According to the SA Poultry Association, Brazil was the main country of origin for SA poultry imports in December 2018, with 57.3 % or 21,637 tons.

Chris Logan of Opportune Investments on Monday said Brazilian chicken imports to SA had spiked after a number of countries, including those in the EU, blocked Brazilian products amid concerns about salmonella diseases.

RCL CFO Miles Dally decried the continued dumping of sugar and chicken.

"We have not had the regulatory framework sorted out in that regard," he said.

Dally said chicken and sugar producers continued to lobby for government protection through their respective industry bodies.

RCL processes 700,000 tons of sugar a year.

"Chicken producers in SA are as efficient as their overseas counterparts. The product that comes here is dumped," Dally said. "You will never find a full chicken coming from America or Brazil. They would not be able to compete with us. They eat the breast meat in Europe and they send the portions to Africa.

"Nowhere in the world do governments allow that. So you need appropriate protection in place," he said.

Dally added that chicken producers in Brazil, the US and Europe are subsidised.

He said the government should consider measures to restrict imports. "It has been very frustrating. That is why two years ago we had to take the unfortunate decision to reduce our volumes because we were selling at a loss." This had led to 1,300 people losing their jobs.

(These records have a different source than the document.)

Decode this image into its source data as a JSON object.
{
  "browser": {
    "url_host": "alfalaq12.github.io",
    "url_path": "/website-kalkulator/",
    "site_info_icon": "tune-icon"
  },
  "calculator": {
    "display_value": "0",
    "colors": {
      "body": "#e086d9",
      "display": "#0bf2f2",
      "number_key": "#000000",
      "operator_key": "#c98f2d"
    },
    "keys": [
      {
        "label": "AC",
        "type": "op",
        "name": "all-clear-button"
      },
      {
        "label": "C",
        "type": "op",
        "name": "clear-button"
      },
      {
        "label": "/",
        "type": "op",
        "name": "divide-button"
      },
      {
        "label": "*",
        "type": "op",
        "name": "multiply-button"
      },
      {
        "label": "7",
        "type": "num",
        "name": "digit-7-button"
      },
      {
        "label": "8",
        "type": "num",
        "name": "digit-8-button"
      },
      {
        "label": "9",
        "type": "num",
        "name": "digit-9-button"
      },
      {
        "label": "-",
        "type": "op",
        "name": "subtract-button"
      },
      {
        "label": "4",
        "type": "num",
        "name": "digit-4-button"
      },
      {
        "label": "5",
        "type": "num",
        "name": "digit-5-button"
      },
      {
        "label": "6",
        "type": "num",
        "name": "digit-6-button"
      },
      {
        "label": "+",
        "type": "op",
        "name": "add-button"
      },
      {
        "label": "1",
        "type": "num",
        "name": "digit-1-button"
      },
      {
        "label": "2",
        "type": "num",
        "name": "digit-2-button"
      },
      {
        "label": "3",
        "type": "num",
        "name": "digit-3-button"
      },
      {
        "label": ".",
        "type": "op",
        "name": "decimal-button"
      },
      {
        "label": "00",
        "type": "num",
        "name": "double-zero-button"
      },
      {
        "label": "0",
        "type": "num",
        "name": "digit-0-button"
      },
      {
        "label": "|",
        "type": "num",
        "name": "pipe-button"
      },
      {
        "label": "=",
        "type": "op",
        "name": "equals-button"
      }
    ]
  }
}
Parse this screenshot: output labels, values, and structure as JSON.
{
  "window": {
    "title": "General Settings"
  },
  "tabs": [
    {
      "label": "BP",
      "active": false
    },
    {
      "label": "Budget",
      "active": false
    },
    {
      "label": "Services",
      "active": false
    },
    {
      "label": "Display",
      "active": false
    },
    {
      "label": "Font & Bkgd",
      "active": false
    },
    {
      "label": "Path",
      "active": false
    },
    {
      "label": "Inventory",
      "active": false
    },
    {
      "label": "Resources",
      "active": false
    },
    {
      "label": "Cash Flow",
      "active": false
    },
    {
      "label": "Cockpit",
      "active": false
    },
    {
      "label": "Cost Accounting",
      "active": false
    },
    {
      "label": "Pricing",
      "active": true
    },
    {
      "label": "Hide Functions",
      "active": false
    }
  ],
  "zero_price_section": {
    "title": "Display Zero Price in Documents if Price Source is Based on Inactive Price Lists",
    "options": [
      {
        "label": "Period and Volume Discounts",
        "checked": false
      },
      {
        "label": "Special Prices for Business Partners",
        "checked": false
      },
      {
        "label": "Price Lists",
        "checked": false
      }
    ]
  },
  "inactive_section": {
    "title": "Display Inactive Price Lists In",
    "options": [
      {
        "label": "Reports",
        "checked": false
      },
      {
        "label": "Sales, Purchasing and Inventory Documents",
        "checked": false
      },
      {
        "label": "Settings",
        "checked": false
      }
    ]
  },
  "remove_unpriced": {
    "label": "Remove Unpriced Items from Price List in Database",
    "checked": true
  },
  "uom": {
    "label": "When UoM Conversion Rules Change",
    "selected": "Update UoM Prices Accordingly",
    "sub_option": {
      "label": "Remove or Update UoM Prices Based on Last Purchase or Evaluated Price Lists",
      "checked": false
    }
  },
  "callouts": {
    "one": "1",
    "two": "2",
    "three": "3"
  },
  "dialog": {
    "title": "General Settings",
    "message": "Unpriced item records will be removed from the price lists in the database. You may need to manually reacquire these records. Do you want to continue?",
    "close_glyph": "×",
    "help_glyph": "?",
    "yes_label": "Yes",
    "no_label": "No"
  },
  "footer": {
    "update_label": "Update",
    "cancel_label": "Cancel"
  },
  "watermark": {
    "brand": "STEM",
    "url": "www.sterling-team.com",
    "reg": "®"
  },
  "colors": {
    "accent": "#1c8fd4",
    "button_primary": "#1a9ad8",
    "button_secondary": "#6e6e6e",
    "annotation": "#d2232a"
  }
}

"The trading conditions in retail and wholesale have been really tough. The consumer remains under pressure."

In the six months ended December 31, RCL’s headline earnings dropped 26.3% to R475.1m. Margins across the group were also dented by higher commodity and transport costs, RCL said.

RCL’s share price was up 4.81% to R13.50 on Monday.

njobenis@businesslive.co.za